Front-Page Femmes

Metropolitan Museum of Art curator Carmen Bambach wins the inaugural Vilcek Prize to Support Immigrant Achievement.

Vogue spotlights three female directors who did not receive Oscar nominations this year, but whose work is “on the frontier of changing the face of Hollywood.”

Ivanka Vacuuming, a new performance piece from Jennifer Rubell, opened at Washington D.C.’s Flashpoint Gallery this week to much debate.

A portrait of United States Artists CEO Deana Haggag wearing a hot pink suit and jeweled, chunky soled Gucci sneakers.

Deana Haggag, CEO of United States Artists, in a Rachel Comey suit and Gucci sneakers; Photo by Gabriela Herman

The Cut profiles Deana Haggag, CEO of United States Artists, tireless arts advocate, cancer survivor, and owner of some very fly shoes.

Mexican American writer Sandra Cisneros has won the 2019 PEN/Nabokov Award for Achievement in International Literature. Cisneros’s celebrated body of work is credited with “inspiring a new era of Latinx writers we see emerging today.”

Artsy takes a look at the pioneering work of the women who designed car interiors at General Motors in the 1950s.

The Museum of Modern Art has announced plans to close in the Summer/Fall of 2019 for renovations, a collection rehang, and a renewed focus on women artists, Latin American, and African American art—their exhibition on reopening will feature Betye Saar.

Five female artists talk about the way Los Angeles has influenced their art.

After Sotheby’s Masters Week, artnet asks: Are female old masters an untapped market, or a marketing ploy?

Vice interviews eight black women artists and entrepreneurs about their representation in pop culture and how they are changing the narrative.

Marina Abramović’s new piece, The Life, will be the first large-scale performance presented in the Mixed Reality form, a new technology that merges real and virtual worlds.

Shows We Want to See

A charcoal and colored pencil self portrait sketch by Frida Kahlo titled Appearances Can Be Deceiving. The artist is depicted with her signature braids piled atop her head, the dress she wears is transparant so the viewer can see under she wears her corrective corset. Her sprin is depicted as a steel rod and there are blue butterfly tattoos on her right leg.

Frida Kahlo, Appearances Can Be Deceiving, n.d.; Charcoal and colored pencil on paper; Collection of Museo Frida Kahlo; © Banco de Mexico Diego Rivera Frida Kahlo Museums Trust, Mexico, D.F. / Artists Rights Society (ARS), New York

Frida Kahlo: Appearances Can Be Deceiving opens today at the Brooklyn Museum—the largest U.S. exhibition of the artist’s work in a decade.

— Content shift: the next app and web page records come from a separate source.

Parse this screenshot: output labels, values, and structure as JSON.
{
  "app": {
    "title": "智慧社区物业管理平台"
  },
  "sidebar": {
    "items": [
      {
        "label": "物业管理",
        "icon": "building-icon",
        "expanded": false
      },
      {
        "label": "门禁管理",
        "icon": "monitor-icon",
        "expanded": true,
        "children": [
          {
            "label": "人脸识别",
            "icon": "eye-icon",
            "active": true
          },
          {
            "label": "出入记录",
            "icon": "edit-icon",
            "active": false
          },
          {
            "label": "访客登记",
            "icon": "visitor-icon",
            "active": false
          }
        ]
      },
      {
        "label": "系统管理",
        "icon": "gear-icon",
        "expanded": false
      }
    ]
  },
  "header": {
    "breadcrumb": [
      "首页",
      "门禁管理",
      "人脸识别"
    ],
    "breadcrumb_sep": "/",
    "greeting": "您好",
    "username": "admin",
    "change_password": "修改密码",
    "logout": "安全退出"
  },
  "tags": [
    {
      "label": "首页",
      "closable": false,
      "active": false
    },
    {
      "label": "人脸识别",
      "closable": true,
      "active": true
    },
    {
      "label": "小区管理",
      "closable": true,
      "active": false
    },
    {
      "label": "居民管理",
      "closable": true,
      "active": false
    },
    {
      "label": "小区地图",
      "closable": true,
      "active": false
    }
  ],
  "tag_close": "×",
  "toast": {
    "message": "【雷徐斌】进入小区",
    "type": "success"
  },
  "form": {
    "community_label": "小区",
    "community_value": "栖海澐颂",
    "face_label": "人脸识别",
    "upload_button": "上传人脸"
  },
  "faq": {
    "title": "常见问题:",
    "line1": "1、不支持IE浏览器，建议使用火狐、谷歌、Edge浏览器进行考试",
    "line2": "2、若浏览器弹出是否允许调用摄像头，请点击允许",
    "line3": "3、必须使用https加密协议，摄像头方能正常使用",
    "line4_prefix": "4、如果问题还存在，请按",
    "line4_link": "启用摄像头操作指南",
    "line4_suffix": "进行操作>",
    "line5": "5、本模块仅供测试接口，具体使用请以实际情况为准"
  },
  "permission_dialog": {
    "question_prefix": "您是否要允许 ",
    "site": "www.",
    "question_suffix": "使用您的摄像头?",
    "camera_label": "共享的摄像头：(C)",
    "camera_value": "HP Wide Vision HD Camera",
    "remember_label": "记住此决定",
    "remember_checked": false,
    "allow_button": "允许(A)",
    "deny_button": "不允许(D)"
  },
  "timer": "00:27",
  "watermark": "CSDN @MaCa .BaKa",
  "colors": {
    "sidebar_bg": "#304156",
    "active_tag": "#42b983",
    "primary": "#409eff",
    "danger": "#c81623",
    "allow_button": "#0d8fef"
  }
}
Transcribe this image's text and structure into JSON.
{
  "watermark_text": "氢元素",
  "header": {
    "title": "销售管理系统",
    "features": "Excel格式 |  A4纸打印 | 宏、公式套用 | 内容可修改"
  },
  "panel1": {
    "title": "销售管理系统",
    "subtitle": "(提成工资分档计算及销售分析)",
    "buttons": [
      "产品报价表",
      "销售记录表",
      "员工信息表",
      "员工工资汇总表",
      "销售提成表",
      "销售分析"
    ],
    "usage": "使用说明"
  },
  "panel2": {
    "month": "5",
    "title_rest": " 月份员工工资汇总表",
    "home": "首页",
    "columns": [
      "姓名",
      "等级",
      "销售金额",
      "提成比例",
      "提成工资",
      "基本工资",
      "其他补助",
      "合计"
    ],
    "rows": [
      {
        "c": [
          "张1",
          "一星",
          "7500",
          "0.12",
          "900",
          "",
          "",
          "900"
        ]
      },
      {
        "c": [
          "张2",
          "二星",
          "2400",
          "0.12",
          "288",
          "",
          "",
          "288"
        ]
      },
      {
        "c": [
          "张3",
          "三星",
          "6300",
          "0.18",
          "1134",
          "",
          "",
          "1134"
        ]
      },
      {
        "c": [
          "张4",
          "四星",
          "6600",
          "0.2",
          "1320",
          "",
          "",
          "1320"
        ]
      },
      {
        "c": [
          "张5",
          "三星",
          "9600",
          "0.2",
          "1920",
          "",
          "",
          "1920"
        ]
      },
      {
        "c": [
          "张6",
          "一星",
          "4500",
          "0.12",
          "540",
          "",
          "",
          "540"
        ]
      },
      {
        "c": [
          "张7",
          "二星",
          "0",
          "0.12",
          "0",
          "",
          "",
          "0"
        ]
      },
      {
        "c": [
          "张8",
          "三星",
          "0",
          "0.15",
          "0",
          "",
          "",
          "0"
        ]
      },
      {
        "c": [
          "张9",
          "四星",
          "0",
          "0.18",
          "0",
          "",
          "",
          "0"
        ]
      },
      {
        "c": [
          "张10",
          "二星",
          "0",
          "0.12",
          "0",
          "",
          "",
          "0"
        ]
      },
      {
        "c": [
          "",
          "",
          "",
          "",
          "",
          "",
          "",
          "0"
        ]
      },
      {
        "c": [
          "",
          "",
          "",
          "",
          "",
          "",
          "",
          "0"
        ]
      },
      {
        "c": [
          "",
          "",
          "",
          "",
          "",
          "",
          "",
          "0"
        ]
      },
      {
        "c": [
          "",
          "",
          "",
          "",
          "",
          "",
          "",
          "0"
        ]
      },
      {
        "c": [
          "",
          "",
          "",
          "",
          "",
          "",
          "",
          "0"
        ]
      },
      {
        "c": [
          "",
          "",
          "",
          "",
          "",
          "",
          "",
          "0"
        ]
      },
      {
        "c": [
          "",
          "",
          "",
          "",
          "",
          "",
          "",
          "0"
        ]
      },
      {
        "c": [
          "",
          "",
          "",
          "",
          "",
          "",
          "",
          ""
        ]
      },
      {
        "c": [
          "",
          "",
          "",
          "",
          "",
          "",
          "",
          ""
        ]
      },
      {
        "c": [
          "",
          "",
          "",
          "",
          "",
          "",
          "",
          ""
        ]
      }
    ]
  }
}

The show is the first to include many personal items from Casa Azul, her home-turned-museum in Mexico City, that were rediscovered in 2004. “The objects shed new light on how Kahlo crafted her appearance and shaped her personal and public identity to reflect her cultural heritage and political beliefs, while also addressing and incorporating her physical disabilities.”

Tracy Emin’s new exhibition, A Fortnight of Tears, opened at London’s White Cube gallery this week. An expansive show that includes sculpture, neon, painting, film, photography, and drawing, her works “cover the whole spectrum from loss and pathos to anger, and love.” Emin talked candidly to the Art Newspaper Weekly podcast about the difficult events that inspired the material. “I’ve never been so honest,” she said.

—Alicia Gregory is the assistant editor at the National Museum of Women in the Arts.